Hartford Courant
April 17, 2002
Hartford Stage Party:
A Little Date With Kate Before She Treks Away 

By Patricia Seremet 
It was Kate's last stand Saturday night, and it was a standing O.

Hartford Stage Company held its spring gala, this year called "Red, White & Blue: A Celebration of the American Season" at Tumblebrook Country Club in Bloomfield, and its star, Kate Mulgrew - finishing her last performance as Katharine Hepburn in "Tea At Five" in the Saturday matinee - was the honored guest.

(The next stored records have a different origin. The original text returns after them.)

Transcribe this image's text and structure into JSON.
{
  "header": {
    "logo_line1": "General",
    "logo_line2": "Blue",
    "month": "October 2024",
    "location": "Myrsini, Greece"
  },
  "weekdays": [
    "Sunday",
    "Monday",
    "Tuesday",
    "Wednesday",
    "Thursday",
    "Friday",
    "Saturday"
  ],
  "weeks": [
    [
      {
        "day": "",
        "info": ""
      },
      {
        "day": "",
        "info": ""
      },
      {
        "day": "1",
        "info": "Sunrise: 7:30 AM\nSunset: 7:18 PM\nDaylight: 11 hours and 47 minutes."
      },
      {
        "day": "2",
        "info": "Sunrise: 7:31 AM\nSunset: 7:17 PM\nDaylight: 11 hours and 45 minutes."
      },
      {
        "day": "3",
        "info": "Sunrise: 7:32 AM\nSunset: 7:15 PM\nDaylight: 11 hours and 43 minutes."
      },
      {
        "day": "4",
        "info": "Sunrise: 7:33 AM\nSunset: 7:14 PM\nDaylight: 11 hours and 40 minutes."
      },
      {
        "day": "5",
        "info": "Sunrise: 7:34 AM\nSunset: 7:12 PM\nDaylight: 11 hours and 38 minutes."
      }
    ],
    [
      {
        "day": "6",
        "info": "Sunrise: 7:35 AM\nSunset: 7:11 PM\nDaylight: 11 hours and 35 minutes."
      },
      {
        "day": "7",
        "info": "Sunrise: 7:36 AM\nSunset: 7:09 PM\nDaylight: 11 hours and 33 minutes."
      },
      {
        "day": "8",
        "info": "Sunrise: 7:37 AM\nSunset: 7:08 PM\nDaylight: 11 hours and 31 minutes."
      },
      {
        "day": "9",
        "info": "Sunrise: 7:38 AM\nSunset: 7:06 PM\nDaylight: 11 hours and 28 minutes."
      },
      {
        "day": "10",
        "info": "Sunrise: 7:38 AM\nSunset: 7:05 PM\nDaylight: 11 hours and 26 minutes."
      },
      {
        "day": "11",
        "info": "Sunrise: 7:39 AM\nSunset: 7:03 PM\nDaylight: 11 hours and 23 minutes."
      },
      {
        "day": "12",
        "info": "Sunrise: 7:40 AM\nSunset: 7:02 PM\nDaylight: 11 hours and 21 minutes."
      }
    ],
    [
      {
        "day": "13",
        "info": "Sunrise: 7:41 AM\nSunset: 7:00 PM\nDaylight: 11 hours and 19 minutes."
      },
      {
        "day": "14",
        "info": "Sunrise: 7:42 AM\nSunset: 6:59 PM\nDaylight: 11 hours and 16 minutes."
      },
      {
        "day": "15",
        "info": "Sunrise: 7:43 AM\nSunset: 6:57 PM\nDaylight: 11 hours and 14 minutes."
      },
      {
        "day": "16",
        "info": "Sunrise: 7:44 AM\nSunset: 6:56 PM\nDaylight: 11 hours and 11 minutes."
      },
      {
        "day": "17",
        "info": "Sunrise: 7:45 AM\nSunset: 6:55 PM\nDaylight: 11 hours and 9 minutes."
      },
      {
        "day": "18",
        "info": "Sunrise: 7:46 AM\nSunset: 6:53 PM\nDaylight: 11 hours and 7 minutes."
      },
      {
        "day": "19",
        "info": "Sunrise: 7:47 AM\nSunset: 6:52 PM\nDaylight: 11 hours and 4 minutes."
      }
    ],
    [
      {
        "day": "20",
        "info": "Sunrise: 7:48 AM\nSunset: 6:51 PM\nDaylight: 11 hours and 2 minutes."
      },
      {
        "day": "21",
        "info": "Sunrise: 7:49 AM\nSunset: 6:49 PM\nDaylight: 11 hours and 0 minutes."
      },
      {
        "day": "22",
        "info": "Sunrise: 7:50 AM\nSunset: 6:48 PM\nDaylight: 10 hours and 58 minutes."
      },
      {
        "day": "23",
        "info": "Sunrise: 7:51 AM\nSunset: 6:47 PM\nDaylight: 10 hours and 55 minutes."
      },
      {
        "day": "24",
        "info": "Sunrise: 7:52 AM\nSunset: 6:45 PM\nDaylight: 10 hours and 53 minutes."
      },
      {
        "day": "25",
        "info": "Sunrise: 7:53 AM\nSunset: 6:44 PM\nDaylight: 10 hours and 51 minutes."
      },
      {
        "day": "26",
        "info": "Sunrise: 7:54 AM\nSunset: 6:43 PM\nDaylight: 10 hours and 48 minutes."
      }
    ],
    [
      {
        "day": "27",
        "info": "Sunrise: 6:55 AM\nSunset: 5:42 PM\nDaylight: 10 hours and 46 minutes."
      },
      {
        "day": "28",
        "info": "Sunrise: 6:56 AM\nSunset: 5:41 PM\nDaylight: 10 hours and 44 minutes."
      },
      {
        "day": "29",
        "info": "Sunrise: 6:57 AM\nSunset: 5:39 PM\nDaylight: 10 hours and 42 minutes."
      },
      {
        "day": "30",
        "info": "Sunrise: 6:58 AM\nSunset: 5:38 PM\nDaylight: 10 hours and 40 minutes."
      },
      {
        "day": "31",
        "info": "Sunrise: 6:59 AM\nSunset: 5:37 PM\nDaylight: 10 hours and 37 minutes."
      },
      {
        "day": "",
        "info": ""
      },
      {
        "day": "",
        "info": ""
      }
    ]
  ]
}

The Mulgrew groupies had their last shot at being with this theatrical queen who swept into Hartford to do a controversial one-woman show. Then she got sick on us, left, then came back to finish. But what was there to forgive? She is the Trekky captain, after all, and we, the mere earthly mortals.

In her musky, dusky, husky voice, she told Hartford that she, Kate Mulgrew was "going out with a bang."

"I've met with a lot of boards in my life and I've been bored by a lot," she said. "But not this one."

Michael Wilson, artistic director of Hartford Stage, called her "a legend for her transcendent performance of Katharine Hepburn."

There have been offers for Mulgrew to do "Tea At Five" in New York, Cleveland and Boston, with Cleveland the likely venue with her husband, Tim Hagan, running for governor there.

It's been a little hectic and heady for Wilson lately with "Necessary Targets" and "The Carpetbagger's Children" moving from Hartford to New York.

"Actually, it's been exhilarating with so much attention on Hartford Stage," he said. "With the tragedy gripping our nation, people have been able to come together and see the real communion, fellowship and intimate personal connection that the theater offers us."

Indeed, Wilson seemed to have even more of a bounce in his step than usual - and so did the party.

Jo McKenzie, who manages the Rowlands' residence and was head to toe in red ruffles, broke away from her escort du jour, Doug Evans, head of the Connecticut Commission on the Arts, to go tete-a-tete in conversation with Peter Kelly, Hartford lawyer, lobbyist and Democratic powerhouse.

"Of course, we're talking about my beloved governor," McKenzie said, when pressed for details.

What does Kelly think of the state Democrats running for president?

"Joe's [Lieberman's] working really hard at it," he said. "And Chris [Dodd] is putting toe in the water."

(Al Gore has always been Kelly's man, needless to say.)

With the party theme saluting Hartford Stage's tribute to American playwrights, no one did it better than Marilda Ganderas, president of the Aetna Foundation, who wore an elegant flag pin and red, white and blue scarf. She is instrumental in planning this year's Veterans' Day Parade.

Despite how engaging Mulgrew is, the theater is always forward-thinking to the next show, and five women who will perform in a new production at Hartford Stage, called "Constant Star," filled the bill. They sang three African American spirituals a cappella that got a standing ovation.

People who were waiting on table got so excited by it that several said that they planned to catch them singing again Sunday morning at First Cathedral in Bloomfield.

Not that anyone's counting, but the party likely raised about $100,000. Some of the more interesting auction items were a week at the Ocean Reef Club in Key Largo, bought by Helena and Orren Tench of Wethersfield for $17,000; a guided tour of the Star Trek Enterprises studio for $2,000 each to Dr. Michael Krall and wife, Elizabeth, and to Marilda Ganderas.

Get ready to see some familiar faces at Hartford Stage. Stage board chairman David Klein of Hartford and local car dealership magnate Jeffrey Hoffman each bid about $2,000 to have walk-on roles in "A Christmas Carol"; and Katherine Lambert of Hartford and Peter Darby of Avon each paid $2,000 apiece to have walk-on parts in the play "Trip to Bountiful" with Jean Stapleton next spring.

There was talk that Jim Smith, the elegant-looking president of Webster Bank, walked away with the bargain of the night, $1,000 for a basketball signed by the University of Connecticut women's champion 2002 team. It supposedly went for at least twice that at a recent charity auction.

"Hey, he's a banker," one guest wisely pointed out.